(What the exercise asks)
Copy out each line of the data that includes the string "JSON".

(Information)
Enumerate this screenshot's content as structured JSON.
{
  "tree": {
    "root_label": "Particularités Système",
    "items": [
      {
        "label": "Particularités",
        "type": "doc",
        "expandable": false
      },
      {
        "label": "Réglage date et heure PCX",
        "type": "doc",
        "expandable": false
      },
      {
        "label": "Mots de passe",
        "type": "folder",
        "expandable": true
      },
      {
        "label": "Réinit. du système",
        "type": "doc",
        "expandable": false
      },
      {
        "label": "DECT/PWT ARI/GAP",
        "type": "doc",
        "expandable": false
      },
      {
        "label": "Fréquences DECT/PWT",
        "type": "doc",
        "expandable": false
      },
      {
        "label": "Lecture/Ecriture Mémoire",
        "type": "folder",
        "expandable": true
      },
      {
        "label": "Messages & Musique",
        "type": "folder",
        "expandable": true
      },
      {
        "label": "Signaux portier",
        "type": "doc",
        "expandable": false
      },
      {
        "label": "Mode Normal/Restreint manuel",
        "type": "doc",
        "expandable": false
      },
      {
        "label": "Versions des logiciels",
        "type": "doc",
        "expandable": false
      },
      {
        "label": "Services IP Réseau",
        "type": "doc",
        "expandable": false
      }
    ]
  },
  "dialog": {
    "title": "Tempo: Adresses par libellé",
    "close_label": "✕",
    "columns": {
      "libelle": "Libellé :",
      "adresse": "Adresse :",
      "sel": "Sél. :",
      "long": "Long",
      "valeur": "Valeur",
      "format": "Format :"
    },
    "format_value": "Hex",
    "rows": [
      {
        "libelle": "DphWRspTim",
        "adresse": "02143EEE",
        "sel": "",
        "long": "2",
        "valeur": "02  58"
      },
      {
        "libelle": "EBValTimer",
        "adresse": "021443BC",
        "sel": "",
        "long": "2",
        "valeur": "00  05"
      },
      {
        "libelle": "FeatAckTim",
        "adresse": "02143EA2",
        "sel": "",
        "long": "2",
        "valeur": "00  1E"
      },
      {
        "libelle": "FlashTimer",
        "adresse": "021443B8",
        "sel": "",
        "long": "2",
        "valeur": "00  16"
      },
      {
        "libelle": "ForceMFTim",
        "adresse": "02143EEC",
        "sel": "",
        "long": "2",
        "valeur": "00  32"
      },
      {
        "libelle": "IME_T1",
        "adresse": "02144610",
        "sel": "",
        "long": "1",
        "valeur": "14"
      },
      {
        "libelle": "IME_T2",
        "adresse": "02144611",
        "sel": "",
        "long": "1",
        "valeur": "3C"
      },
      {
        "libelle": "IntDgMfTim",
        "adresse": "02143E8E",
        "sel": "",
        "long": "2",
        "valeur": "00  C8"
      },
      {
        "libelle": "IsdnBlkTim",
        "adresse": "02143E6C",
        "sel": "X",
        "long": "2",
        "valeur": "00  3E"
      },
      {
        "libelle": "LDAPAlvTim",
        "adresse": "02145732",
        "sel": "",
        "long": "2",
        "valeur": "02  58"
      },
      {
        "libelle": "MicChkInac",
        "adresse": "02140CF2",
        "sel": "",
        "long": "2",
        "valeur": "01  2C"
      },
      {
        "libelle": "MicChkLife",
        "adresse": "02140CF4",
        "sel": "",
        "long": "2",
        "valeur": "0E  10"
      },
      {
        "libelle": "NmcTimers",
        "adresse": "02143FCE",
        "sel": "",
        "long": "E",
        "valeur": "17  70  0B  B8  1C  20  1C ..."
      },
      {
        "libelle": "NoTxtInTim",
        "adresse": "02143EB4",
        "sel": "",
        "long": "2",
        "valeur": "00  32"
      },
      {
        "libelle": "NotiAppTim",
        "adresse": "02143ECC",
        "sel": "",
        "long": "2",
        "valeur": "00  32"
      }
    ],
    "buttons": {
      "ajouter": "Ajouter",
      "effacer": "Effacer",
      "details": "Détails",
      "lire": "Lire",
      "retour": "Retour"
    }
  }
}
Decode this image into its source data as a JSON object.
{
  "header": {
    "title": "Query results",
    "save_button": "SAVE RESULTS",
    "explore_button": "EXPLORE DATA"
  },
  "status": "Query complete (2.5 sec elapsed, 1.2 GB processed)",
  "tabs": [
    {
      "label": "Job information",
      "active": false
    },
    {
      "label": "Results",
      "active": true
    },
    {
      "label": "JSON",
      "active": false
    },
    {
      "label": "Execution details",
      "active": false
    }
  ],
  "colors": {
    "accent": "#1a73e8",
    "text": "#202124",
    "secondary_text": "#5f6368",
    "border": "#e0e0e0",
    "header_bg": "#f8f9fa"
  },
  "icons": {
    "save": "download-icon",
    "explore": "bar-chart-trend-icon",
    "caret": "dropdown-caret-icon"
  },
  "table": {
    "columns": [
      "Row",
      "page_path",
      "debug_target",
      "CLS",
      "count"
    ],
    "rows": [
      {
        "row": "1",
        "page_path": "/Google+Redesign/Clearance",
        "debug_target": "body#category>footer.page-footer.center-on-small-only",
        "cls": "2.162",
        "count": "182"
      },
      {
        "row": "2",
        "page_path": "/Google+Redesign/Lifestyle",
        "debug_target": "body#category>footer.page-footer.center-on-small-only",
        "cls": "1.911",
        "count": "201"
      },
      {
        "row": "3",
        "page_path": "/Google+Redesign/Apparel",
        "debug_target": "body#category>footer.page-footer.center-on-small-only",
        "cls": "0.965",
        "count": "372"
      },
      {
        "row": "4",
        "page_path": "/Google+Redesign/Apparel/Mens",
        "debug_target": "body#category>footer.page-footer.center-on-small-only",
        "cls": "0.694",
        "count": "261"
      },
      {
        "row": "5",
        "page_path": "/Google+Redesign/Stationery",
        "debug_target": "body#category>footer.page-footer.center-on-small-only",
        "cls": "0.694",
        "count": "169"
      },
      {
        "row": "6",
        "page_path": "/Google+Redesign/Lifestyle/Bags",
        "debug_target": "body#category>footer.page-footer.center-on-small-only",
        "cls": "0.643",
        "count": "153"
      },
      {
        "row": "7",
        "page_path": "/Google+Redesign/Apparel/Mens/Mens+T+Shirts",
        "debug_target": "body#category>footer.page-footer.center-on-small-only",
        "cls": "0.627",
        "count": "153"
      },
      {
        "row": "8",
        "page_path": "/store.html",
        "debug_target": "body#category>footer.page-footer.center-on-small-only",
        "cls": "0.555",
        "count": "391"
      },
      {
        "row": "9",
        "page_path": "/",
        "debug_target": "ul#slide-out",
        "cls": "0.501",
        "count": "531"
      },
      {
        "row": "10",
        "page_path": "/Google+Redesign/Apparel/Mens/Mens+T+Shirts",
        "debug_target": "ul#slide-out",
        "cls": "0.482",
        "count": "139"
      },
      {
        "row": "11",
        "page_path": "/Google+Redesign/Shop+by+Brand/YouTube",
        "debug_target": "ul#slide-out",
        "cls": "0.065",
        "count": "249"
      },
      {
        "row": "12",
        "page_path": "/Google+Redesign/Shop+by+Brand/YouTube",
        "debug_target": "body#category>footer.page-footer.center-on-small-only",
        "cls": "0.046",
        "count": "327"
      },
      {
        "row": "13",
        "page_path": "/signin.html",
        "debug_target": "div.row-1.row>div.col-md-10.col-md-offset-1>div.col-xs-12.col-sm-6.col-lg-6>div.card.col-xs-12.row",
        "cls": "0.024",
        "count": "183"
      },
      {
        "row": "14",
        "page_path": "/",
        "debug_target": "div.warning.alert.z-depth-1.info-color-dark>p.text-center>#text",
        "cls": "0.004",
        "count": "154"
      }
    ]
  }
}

(Reply)
Enumerate this screenshot's content as structured JSON.
Decode this image into its source data as a JSON object.
      "label": "JSON",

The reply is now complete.